“Our list of condemned houses ranges between 50 and 75 at any given time,” said Jessica Scott, director of development services for the city. “Some houses come off the list because people buy them. Some are torn down by the owners, and some the city has to tear down.” 

The city prioritizes which houses get demolished first by the condition of the property, with the most dangerous houses topping the list. These houses typically fall into two categories:  severe fire damage and those that have become a hub for drug dealing. Drug houses are typically occupied by squatters.

“The problem with drug houses is that once people know they can go there to buy drugs, new dealers come in once the original people are gone,” Scott said. “This can make the entire neighborhood dangerous, so unfortunately, the easiest way to stop that kind of activity is to get rid of the houses entirely.”
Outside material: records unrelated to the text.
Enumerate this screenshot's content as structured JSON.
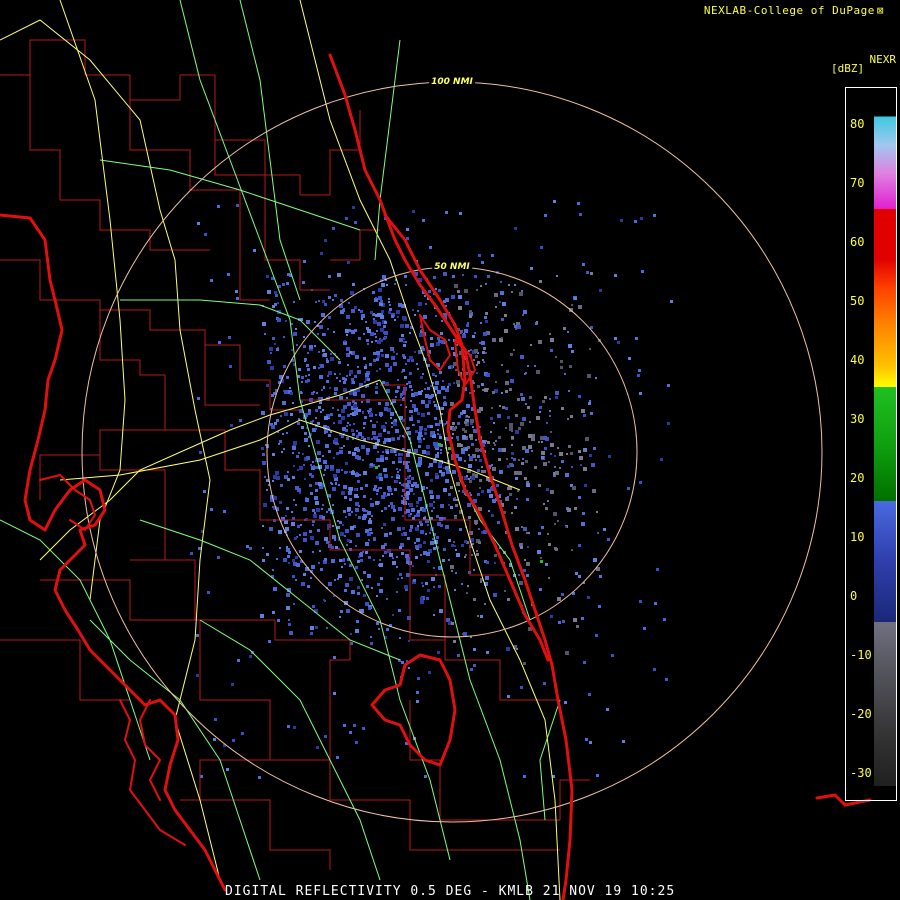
{
  "header": {
    "credit": "NEXLAB-College of DuPage",
    "product": "NEXR",
    "units": "[dBZ]"
  },
  "footer": {
    "caption": "DIGITAL REFLECTIVITY 0.5 DEG - KMLB 21 NOV 19 10:25"
  },
  "range_rings": [
    {
      "label": "100 NMI"
    },
    {
      "label": "50 NMI"
    }
  ],
  "scale": {
    "ticks": [
      "80",
      "70",
      "60",
      "50",
      "40",
      "30",
      "20",
      "10",
      "0",
      "-10",
      "-20",
      "-30"
    ],
    "colors": {
      "cyan": "#3ec8e0",
      "magenta": "#e020d0",
      "red": "#e00000",
      "orange": "#ff8000",
      "yellow": "#ffff00",
      "green": "#20c020",
      "dark_green": "#007000",
      "blue": "#4a6ae0",
      "navy": "#1a2878",
      "gray": "#707080",
      "dark_gray": "#202020"
    }
  },
  "map_colors": {
    "coastline": "#e01010",
    "county": "#c01818",
    "highway": "#ffff70",
    "road": "#80ff80",
    "ring": "#f0c0a0"
  }
}
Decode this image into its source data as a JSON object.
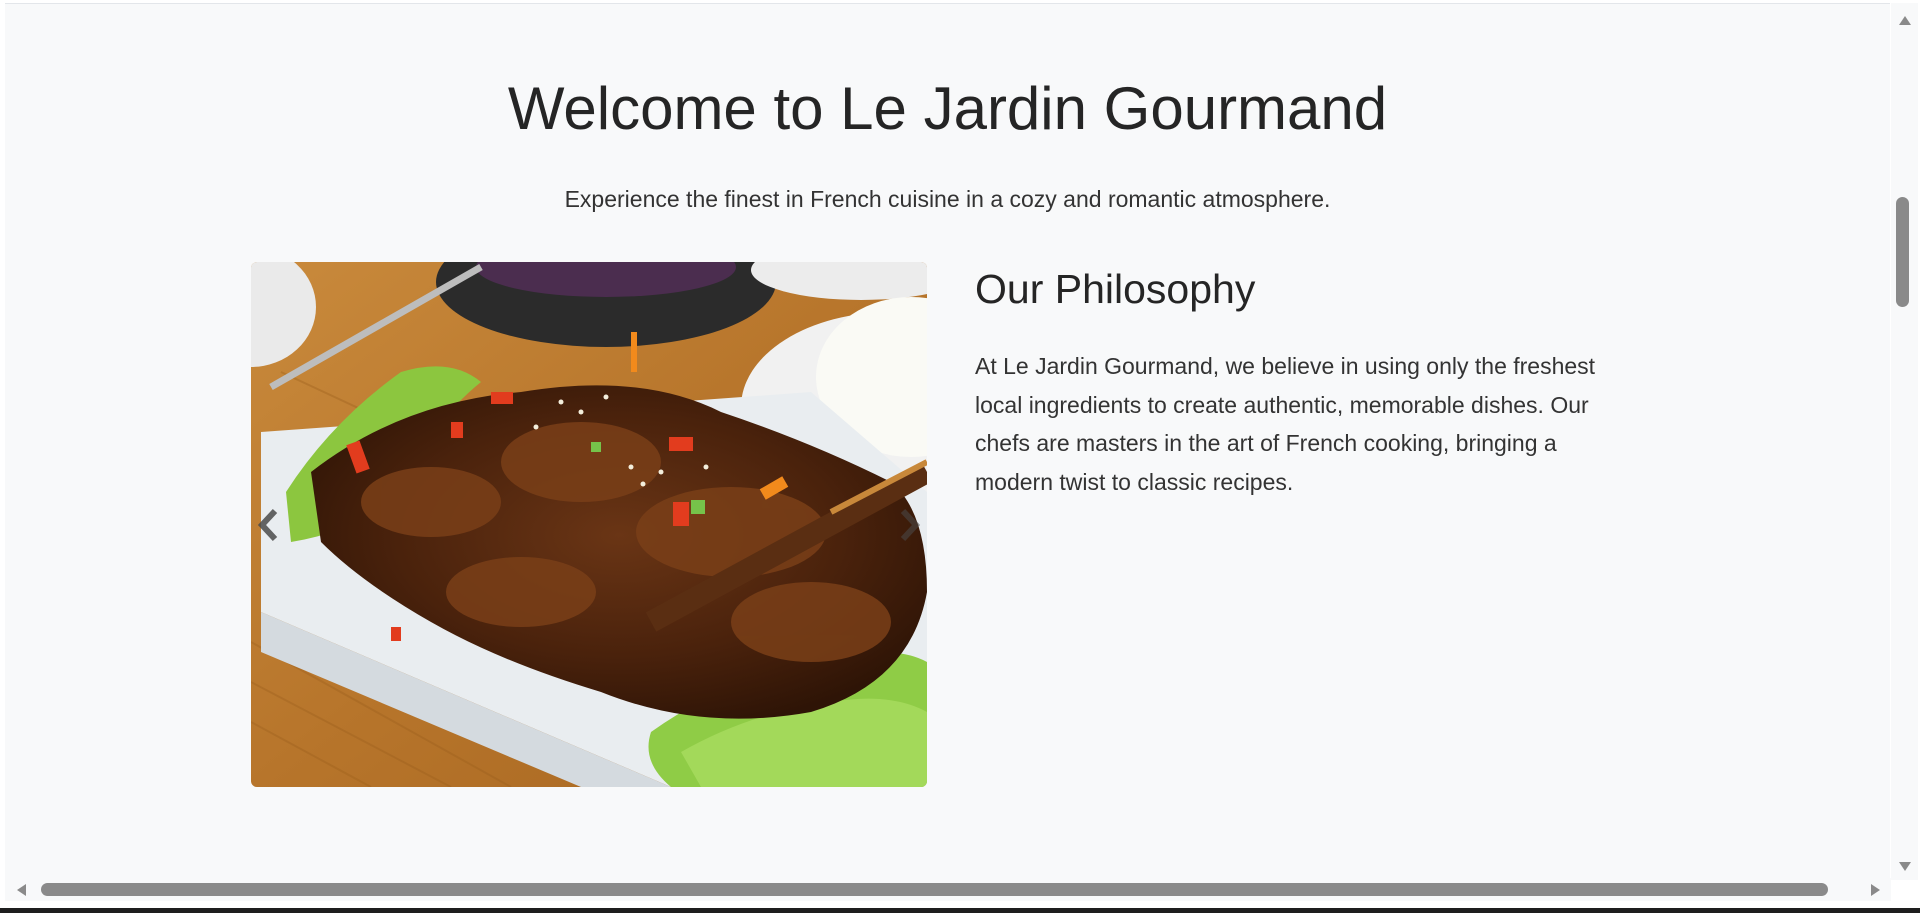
{
  "hero": {
    "title": "Welcome to Le Jardin Gourmand",
    "subtitle": "Experience the finest in French cuisine in a cozy and romantic atmosphere."
  },
  "carousel": {
    "image_alt": "Plate of glazed grilled ribs with lettuce and rice",
    "prev_icon": "chevron-left-icon",
    "next_icon": "chevron-right-icon"
  },
  "philosophy": {
    "title": "Our Philosophy",
    "text": "At Le Jardin Gourmand, we believe in using only the freshest local ingredients to create authentic, memorable dishes. Our chefs are masters in the art of French cooking, bringing a modern twist to classic recipes."
  },
  "colors": {
    "page_background": "#f8f9fa",
    "text": "#252525",
    "scrollbar_thumb": "#8a8a8a"
  }
}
For those homes not falling into the extremely dangerous category, it can take several months to even begin talks of demolition. After the city posts a sign proclaiming a property uninhabitable, the state then gives the homeowner between 18 and 36 months to make repairs. The length of time given is based on the severity of problems with the property. 

“After that 18 to 36 months, we then have a hearing where we talk with the owner about the property,” Scott said. “Sometimes the owner says they will tear it down, and sometimes it’s up to the city.” She said that in some cases, the homeowner is able to make the required renovations to get the house back up to code.

“We work with people as much as we possibly can,” Scott said. “We really don’t want to tear down somebody’s property if they still want it.” If the city is forced to demolish a property, the owner will retain the land but receive a bill from the city. If the owner chooses not to pay the bill, a lien is placed on the property,  the county will claim the land if the taxes remain unpaid. If it gets to this point, the city will not be reimbursed for any of its costs. Those unpaid costs come from the city’s demolition budget.

“For the past several years we’ve only had a $30,000 budget, but this year we have $40,000,” Scott said. The increased funding will help the city tear down more condemned homes. Last year, the city was able to demolish almost 50 houses, and Scott hopes to surpass that number this year. 

While the most dangerous locations are coming down year round, condemned housing will become a major focus of code enforcement this winter.